TASK ITEM:
Copy every line from the records below that carries the word "true".

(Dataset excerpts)
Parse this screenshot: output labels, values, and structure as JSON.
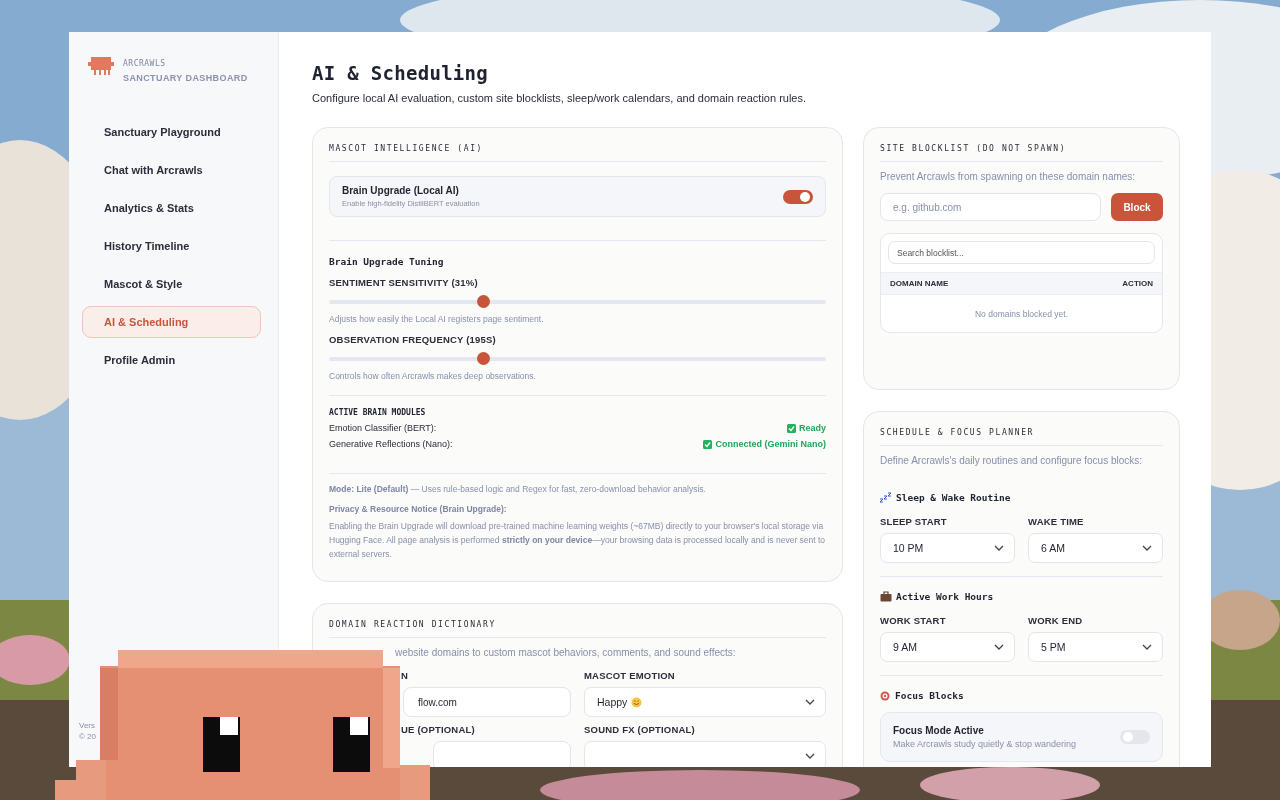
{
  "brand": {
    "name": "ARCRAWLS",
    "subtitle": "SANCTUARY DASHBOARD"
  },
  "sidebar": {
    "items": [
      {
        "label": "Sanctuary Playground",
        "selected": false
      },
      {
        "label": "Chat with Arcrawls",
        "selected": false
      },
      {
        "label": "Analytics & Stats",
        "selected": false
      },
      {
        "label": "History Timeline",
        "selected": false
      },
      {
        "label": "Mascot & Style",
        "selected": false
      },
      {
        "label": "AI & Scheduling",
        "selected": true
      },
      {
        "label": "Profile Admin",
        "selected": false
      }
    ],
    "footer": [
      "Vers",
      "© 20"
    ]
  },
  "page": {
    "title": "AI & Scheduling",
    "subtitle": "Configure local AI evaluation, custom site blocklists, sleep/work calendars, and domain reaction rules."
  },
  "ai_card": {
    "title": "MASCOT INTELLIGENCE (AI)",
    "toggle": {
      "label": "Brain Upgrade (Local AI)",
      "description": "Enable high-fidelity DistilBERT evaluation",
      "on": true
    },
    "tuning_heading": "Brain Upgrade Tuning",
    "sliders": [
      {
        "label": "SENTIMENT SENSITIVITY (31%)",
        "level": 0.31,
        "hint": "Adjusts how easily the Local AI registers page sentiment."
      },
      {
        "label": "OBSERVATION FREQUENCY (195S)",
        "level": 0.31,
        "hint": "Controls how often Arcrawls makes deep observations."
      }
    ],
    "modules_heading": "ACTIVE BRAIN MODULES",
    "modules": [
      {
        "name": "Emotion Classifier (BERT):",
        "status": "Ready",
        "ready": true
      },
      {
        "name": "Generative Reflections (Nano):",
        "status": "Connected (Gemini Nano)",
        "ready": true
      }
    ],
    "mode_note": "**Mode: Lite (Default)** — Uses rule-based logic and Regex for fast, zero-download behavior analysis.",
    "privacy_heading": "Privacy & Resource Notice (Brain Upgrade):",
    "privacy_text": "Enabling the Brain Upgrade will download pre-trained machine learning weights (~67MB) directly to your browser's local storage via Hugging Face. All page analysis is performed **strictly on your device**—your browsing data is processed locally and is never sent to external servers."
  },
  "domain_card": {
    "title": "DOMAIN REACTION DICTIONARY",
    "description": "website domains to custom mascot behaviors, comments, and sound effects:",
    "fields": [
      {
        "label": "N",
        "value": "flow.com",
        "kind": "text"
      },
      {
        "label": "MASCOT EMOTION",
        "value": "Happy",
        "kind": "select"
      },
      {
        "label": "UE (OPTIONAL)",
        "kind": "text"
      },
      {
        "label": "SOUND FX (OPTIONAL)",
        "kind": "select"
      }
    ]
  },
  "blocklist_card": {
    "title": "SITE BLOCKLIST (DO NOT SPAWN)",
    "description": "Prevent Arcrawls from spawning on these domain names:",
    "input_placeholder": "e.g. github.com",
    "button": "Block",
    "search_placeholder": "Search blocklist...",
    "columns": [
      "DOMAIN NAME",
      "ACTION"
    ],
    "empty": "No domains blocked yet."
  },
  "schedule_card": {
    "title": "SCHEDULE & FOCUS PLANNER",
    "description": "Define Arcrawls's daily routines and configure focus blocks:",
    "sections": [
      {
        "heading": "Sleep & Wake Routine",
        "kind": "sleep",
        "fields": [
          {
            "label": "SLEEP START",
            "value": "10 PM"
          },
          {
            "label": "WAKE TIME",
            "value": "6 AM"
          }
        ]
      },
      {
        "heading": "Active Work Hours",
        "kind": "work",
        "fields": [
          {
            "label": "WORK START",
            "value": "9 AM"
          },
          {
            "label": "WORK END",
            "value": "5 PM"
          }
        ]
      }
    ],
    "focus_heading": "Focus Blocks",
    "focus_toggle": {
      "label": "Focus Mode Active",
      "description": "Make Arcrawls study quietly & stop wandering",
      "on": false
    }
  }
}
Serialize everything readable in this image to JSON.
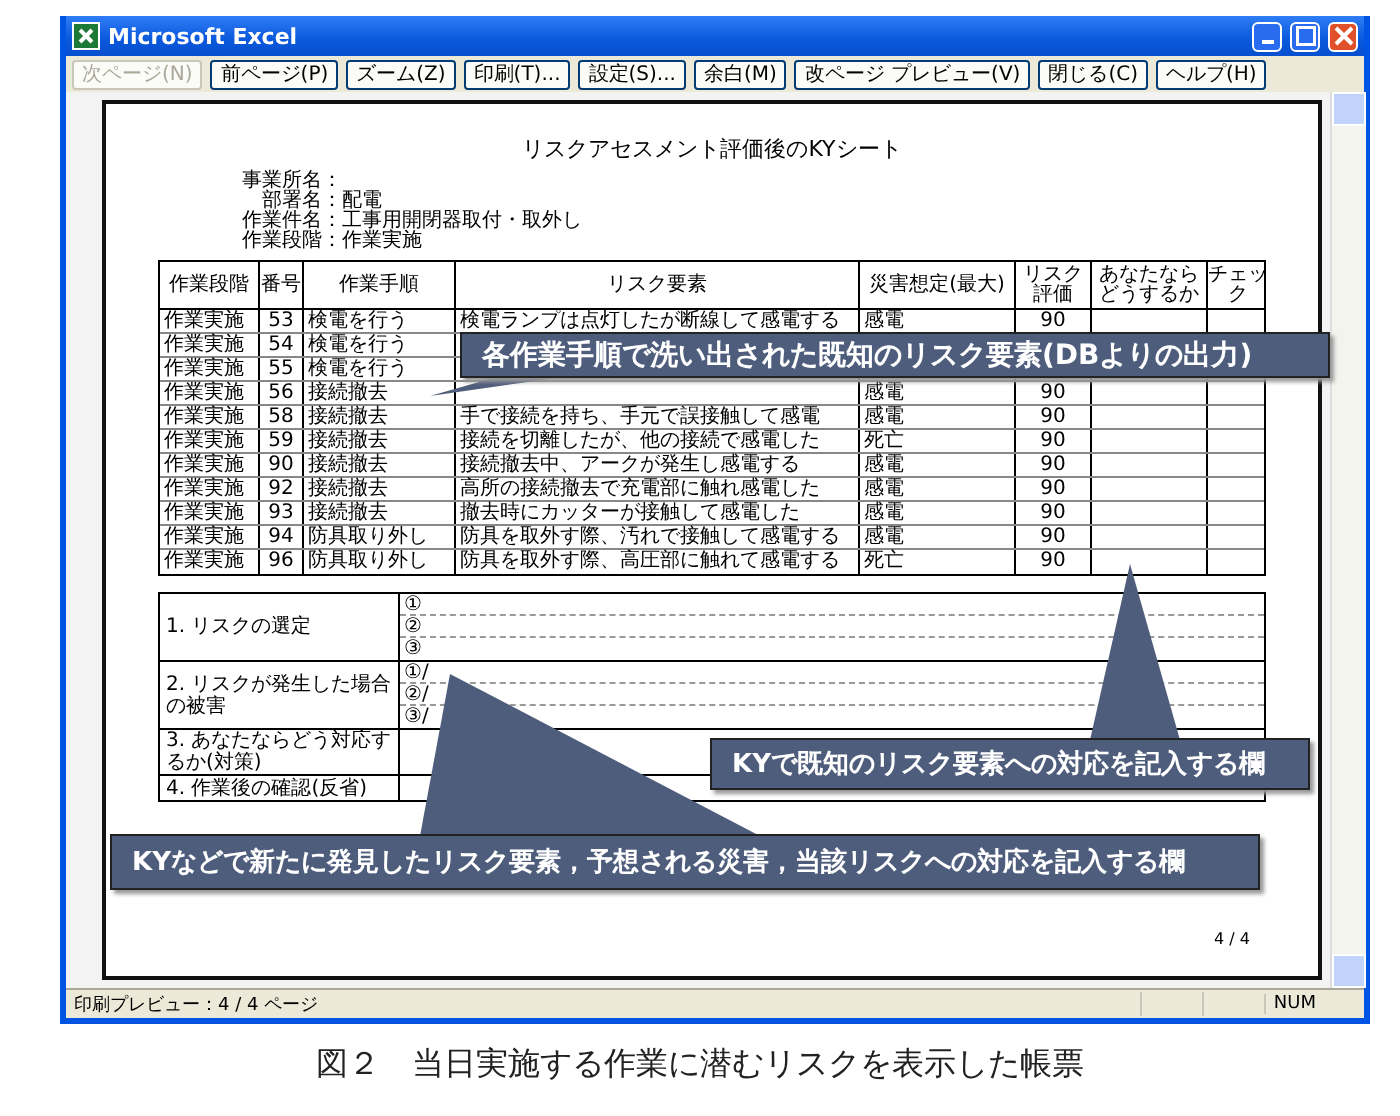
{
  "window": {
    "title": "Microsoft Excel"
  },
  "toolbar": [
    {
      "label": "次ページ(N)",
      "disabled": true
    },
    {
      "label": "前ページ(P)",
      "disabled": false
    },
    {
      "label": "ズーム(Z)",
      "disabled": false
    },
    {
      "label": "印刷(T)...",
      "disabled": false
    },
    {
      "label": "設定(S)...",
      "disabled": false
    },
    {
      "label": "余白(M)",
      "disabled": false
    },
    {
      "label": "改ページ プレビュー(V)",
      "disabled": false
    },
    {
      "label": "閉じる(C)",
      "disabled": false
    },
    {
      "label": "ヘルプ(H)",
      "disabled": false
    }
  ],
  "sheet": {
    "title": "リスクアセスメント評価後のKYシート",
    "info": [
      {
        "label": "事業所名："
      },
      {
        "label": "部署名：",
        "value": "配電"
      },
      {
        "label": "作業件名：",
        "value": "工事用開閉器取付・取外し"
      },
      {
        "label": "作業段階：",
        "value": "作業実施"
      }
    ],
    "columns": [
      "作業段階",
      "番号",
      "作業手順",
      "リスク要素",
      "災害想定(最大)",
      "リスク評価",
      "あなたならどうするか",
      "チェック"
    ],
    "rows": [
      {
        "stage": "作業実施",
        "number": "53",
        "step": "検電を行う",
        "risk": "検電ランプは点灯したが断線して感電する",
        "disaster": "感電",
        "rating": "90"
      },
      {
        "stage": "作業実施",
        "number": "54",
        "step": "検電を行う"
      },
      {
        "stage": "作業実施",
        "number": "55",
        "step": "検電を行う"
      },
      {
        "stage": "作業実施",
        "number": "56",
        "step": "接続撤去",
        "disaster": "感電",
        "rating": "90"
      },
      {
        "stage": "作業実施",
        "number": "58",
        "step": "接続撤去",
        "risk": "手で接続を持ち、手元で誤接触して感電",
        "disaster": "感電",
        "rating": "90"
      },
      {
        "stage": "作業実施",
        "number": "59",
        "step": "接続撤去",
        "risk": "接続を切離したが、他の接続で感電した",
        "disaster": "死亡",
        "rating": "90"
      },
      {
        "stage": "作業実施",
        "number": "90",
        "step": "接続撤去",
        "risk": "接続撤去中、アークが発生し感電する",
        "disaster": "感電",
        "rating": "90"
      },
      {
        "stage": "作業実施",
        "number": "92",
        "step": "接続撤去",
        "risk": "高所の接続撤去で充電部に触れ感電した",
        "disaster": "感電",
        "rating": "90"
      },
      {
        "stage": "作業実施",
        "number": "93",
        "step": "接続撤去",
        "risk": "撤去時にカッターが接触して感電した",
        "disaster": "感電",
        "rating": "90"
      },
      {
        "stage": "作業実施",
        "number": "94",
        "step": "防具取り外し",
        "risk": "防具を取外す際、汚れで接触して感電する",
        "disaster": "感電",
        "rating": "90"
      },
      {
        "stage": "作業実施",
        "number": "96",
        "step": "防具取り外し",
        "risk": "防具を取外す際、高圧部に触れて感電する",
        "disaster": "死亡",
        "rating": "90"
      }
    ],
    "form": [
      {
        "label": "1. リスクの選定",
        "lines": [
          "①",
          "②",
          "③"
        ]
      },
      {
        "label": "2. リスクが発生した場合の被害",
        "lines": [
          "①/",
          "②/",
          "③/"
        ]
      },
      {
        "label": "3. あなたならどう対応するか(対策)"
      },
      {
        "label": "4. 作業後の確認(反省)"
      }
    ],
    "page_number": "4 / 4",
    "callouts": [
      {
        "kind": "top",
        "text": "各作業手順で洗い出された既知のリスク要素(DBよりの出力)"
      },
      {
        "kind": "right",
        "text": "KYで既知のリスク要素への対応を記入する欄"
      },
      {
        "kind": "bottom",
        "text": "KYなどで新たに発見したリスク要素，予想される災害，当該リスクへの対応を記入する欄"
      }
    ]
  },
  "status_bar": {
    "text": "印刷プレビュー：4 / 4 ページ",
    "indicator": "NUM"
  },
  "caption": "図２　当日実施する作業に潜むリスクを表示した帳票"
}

PROBLEM SOLUTION:
        "selected": true
      "on": true
        "ready": true
        "ready": true
      "disabled": true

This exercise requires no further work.